#### [Problem requirements]
Check every line of the data below for the string "Contoso", and copy the ones that hold it.

-- Material to process follows --

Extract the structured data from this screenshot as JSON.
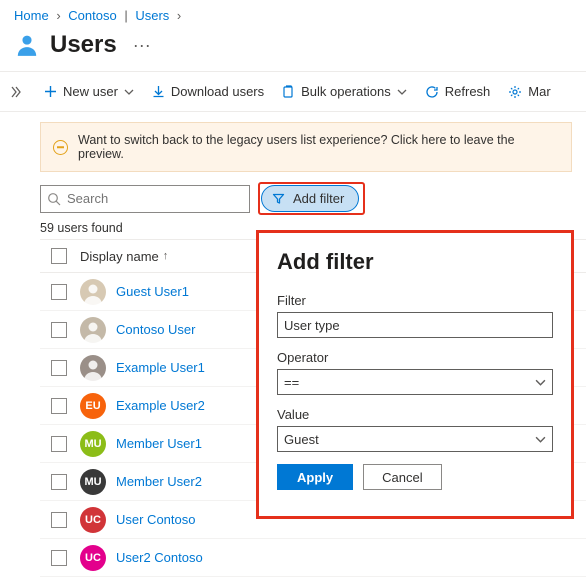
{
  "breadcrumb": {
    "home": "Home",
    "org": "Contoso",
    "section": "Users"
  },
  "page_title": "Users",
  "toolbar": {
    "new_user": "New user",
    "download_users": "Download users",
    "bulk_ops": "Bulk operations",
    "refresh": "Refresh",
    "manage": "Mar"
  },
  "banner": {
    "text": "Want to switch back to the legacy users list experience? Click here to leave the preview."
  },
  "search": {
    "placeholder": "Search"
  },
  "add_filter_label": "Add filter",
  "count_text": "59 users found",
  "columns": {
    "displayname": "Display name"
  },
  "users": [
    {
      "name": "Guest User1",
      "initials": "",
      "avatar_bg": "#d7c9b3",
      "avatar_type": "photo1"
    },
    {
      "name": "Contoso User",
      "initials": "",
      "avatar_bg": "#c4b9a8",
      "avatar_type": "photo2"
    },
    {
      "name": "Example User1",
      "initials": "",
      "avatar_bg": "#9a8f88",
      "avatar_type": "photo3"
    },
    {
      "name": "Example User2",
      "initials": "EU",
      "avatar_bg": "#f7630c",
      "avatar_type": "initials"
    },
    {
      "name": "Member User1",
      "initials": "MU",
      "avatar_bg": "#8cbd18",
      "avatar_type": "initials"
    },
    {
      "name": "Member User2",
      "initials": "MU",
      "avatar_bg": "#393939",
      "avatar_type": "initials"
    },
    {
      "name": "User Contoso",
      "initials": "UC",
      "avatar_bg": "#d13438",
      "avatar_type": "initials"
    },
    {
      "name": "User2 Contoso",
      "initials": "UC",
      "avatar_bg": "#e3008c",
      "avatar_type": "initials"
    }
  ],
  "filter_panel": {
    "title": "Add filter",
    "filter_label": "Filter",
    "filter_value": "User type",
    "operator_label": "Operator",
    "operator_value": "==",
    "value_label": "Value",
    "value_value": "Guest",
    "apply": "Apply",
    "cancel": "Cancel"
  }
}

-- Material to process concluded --
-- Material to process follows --

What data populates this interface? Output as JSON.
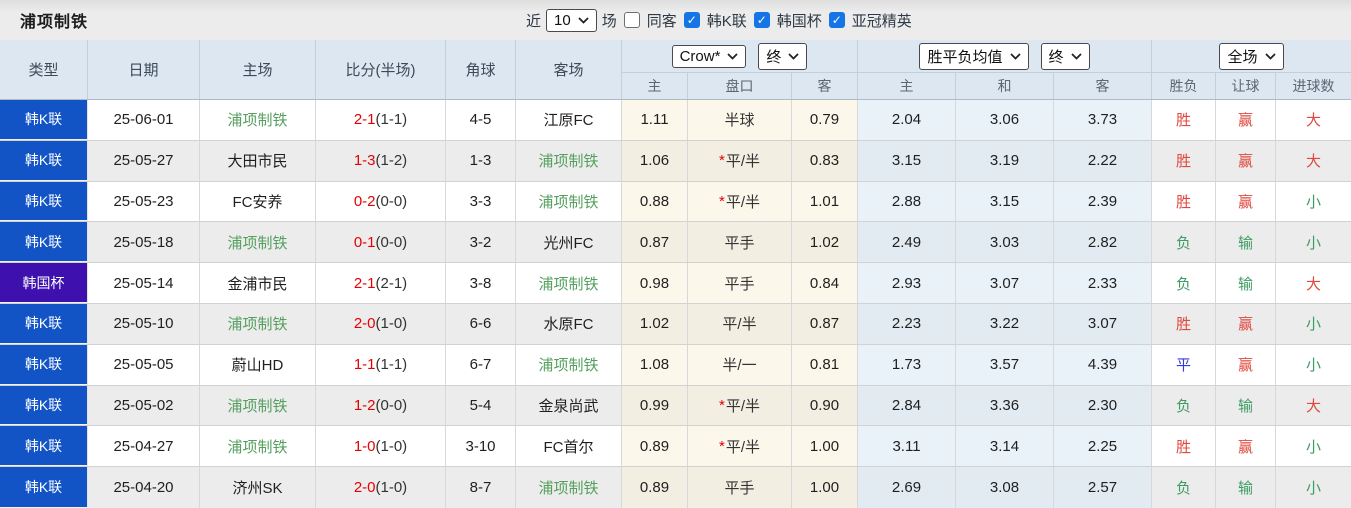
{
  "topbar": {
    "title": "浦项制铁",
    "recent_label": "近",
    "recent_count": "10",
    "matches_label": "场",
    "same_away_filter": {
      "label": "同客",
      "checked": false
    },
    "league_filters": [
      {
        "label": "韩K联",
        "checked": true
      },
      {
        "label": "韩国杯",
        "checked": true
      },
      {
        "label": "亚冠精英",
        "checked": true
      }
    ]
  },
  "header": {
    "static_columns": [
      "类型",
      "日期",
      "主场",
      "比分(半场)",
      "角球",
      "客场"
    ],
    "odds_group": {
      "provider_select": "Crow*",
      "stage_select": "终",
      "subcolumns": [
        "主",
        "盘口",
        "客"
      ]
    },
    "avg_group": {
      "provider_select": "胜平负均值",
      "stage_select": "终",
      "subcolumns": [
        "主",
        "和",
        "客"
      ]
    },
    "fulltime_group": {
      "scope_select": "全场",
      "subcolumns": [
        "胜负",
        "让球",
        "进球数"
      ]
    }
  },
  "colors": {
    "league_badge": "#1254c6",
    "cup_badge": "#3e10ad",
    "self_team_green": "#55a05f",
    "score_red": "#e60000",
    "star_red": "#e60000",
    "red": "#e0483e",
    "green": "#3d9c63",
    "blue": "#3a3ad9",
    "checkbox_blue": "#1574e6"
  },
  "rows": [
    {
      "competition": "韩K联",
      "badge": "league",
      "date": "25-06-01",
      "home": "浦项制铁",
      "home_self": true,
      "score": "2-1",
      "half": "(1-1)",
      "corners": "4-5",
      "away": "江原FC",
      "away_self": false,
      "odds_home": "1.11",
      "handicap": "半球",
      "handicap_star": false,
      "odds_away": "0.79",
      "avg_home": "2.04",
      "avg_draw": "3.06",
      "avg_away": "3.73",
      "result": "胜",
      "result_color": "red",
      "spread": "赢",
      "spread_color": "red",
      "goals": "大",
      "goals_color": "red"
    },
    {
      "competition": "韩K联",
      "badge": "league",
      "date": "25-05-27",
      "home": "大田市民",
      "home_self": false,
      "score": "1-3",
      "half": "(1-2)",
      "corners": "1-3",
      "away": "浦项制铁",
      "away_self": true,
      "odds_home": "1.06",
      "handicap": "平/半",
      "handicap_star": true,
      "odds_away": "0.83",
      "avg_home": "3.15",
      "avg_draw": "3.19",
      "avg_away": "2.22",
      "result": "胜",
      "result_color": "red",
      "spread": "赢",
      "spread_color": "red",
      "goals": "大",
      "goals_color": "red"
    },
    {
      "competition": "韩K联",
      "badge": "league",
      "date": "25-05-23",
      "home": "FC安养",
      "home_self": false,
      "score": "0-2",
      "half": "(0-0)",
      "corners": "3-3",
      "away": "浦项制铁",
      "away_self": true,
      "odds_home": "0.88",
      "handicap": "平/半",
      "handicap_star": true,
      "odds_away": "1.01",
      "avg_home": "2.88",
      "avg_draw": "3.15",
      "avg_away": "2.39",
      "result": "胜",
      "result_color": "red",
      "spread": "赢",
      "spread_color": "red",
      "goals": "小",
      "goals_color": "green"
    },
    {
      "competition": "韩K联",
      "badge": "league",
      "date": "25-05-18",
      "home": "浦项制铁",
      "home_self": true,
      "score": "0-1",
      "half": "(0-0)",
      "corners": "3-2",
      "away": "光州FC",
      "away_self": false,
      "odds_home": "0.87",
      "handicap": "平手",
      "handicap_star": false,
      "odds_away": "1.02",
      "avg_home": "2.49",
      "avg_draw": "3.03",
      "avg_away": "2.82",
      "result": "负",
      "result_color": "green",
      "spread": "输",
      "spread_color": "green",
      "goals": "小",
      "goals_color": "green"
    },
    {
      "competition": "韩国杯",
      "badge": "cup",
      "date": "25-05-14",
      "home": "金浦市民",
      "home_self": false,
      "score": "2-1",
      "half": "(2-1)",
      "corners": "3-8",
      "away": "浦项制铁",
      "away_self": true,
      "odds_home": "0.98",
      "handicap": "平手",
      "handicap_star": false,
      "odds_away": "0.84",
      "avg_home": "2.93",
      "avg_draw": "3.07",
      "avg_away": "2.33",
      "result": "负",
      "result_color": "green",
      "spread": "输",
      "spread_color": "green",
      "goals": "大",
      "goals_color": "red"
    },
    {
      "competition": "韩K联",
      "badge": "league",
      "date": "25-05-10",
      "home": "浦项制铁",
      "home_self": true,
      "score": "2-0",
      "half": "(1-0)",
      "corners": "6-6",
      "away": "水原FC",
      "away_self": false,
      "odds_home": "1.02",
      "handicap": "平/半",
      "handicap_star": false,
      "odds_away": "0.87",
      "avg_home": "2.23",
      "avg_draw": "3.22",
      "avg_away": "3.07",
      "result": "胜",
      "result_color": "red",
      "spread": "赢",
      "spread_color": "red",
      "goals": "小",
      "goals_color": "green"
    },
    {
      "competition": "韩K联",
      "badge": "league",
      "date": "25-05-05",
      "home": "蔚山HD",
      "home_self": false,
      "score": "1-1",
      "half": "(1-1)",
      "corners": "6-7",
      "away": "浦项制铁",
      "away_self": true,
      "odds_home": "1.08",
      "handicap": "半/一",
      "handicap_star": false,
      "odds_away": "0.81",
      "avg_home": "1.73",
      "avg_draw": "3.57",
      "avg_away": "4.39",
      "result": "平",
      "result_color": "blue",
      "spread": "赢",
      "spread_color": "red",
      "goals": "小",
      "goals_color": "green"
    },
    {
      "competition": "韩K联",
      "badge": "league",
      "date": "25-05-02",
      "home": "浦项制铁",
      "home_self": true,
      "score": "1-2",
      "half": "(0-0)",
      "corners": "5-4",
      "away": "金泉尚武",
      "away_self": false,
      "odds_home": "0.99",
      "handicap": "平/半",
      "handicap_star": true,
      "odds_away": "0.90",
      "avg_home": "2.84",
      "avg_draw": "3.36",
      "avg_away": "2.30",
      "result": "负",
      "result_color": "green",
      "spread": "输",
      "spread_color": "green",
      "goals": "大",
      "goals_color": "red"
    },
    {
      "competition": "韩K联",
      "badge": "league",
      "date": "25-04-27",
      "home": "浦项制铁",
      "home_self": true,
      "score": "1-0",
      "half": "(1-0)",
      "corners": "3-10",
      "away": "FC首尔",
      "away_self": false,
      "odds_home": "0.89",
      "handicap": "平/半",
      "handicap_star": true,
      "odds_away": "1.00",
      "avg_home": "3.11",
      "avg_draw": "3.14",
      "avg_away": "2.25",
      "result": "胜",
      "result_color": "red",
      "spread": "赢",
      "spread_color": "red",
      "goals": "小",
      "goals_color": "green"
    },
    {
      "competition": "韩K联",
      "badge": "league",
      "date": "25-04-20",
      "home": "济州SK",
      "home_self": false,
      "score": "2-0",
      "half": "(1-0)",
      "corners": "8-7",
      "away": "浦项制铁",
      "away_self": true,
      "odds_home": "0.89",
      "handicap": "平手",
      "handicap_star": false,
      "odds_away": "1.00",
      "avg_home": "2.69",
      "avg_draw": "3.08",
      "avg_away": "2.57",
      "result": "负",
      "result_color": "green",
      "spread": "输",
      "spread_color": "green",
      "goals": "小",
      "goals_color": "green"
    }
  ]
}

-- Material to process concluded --

#### [Task response]
    "org": "Contoso",
      "name": "Contoso User",
      "name": "User Contoso",
      "name": "User2 Contoso",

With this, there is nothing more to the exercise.